There is a key difference between these two cases. Felix Thorel was a French citizen 70 years after the French Revolution. He may have been unschooled but he knew as a Frenchman he had the right to sue when had been wronged. The witch trial was not a Salem or Samlesbury lynching, but a French civil trial in which affidavits were presented before a judge. 19th Century France, despite any of its faults, believed in the rights of its citizens no matter whether he or she was considered a witch or not.
That is the distinction between witchcraft-persecuting societies and witchcraft-practicing societies. Modern lawsuits in Britain and North America on the subject of witchcraft are, post-Felix Thorel, launched by witches trying to get Wiccanism recognized for statutory holidays or standing up for their rights to public practice. They are no longer, thank goodness trying to save themselves from the stake.
The recent case of Pakistani schoolgirl Malala Yousufzai is also a witchraft-persecuting one, except for its happy ending. She was shot by the Taliban because she wanted to attend school; in their myopic eyes she was practicing the sorcery of seeking an education, and they used bullets rather than a stake. She is alive today because she was able to leave Pakistan for Great Britain.
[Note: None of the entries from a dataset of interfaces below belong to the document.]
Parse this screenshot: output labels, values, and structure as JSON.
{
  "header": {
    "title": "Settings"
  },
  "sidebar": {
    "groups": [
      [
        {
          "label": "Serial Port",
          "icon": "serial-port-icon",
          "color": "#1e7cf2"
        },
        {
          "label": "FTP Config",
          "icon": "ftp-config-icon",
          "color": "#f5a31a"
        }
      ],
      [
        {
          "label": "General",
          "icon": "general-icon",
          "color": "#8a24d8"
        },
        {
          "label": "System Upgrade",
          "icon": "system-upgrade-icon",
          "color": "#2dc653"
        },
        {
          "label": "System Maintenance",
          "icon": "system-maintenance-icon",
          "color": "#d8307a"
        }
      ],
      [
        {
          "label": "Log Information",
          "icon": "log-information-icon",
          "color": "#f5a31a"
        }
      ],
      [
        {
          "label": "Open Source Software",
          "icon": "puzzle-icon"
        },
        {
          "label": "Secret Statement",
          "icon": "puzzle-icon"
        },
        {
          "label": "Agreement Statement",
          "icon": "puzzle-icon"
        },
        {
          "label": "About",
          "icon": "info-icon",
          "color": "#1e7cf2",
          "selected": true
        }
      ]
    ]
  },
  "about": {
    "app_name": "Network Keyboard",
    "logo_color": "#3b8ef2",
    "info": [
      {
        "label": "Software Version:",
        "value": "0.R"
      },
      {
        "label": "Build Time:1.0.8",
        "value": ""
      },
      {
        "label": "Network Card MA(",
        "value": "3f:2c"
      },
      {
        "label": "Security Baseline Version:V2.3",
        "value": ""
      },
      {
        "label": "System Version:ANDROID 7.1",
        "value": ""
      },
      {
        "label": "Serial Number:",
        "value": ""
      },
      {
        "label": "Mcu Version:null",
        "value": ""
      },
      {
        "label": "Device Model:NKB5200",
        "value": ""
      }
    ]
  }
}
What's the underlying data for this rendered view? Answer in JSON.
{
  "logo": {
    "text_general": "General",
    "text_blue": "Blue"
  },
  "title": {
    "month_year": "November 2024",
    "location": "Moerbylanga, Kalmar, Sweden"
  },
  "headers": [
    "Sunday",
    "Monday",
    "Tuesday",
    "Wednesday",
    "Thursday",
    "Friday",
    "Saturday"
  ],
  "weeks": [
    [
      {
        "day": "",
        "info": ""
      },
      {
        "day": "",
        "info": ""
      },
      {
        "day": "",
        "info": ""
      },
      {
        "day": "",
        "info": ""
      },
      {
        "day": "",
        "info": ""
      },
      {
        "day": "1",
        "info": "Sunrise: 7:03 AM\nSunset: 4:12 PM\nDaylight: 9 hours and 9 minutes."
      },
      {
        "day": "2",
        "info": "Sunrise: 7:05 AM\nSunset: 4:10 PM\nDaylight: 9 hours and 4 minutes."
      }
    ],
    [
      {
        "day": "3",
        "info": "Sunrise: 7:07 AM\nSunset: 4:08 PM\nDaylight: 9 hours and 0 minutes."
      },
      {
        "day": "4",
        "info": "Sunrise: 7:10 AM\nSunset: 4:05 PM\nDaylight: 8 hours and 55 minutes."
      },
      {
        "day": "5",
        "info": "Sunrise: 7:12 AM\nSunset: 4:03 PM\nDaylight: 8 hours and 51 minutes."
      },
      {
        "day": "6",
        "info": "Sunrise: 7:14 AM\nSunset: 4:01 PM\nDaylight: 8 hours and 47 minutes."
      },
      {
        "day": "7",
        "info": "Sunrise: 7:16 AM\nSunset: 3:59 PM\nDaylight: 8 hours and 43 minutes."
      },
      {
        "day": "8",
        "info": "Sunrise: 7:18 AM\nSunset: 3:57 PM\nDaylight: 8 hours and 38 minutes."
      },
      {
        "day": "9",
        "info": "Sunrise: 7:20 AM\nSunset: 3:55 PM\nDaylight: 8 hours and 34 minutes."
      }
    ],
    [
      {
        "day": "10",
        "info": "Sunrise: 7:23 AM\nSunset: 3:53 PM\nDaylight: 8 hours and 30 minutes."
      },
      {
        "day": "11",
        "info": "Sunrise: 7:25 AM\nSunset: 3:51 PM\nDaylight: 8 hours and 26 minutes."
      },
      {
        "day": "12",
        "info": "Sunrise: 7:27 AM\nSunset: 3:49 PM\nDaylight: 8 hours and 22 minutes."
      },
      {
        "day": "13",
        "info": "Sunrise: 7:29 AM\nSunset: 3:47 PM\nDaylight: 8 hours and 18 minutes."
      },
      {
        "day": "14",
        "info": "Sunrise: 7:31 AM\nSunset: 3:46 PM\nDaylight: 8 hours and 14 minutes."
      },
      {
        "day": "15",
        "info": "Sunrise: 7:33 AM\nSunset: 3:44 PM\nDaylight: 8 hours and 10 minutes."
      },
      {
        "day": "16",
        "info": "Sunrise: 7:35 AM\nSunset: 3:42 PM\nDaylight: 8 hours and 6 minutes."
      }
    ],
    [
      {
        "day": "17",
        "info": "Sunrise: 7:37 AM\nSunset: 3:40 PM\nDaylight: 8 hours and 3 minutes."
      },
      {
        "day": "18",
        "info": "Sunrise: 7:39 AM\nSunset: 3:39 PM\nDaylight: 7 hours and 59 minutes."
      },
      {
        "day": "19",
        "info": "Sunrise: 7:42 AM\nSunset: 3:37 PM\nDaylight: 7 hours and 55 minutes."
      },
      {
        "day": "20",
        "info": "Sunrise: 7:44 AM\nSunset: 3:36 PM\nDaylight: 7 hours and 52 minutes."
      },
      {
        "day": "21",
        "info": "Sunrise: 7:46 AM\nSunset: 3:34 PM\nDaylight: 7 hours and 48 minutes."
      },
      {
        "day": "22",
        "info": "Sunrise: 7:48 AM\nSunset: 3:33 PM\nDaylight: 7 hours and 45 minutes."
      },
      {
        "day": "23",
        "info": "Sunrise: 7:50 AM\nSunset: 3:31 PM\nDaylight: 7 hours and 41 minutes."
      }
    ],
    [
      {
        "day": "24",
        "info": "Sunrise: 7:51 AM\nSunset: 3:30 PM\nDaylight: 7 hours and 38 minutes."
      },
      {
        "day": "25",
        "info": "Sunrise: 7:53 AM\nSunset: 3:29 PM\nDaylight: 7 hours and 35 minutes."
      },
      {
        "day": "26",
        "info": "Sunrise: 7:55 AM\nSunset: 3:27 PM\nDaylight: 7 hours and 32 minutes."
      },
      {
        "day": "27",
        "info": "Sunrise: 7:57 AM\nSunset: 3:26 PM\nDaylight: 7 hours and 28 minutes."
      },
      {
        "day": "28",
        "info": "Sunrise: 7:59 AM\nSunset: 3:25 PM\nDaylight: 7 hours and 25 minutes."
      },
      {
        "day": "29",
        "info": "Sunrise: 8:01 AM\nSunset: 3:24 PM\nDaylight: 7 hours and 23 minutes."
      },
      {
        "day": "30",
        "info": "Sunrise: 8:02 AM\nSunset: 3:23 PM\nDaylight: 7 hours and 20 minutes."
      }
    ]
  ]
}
To end horrors like the burning in Papua New Guinea, Oxfam says, criminalize accusations of sorcery instead of in any way conceding a citizenry may persecute sorcerers. “Education is essential,” Oxfam adds – for societies in Papua New Guinea, Africa, Pakistan, and many others, where a concept of citizenry resides in the dark ages.
Barbara Wade Rose is a former journalist and author of The Priest, the Witch & the Poltergeist, a novel based on the true story of the Cideville poltergeist and witch trial.
Painting, Wylie La Sorcière bretonne (1872) by Robert Wylie [Public domain], via Wikimedia Commons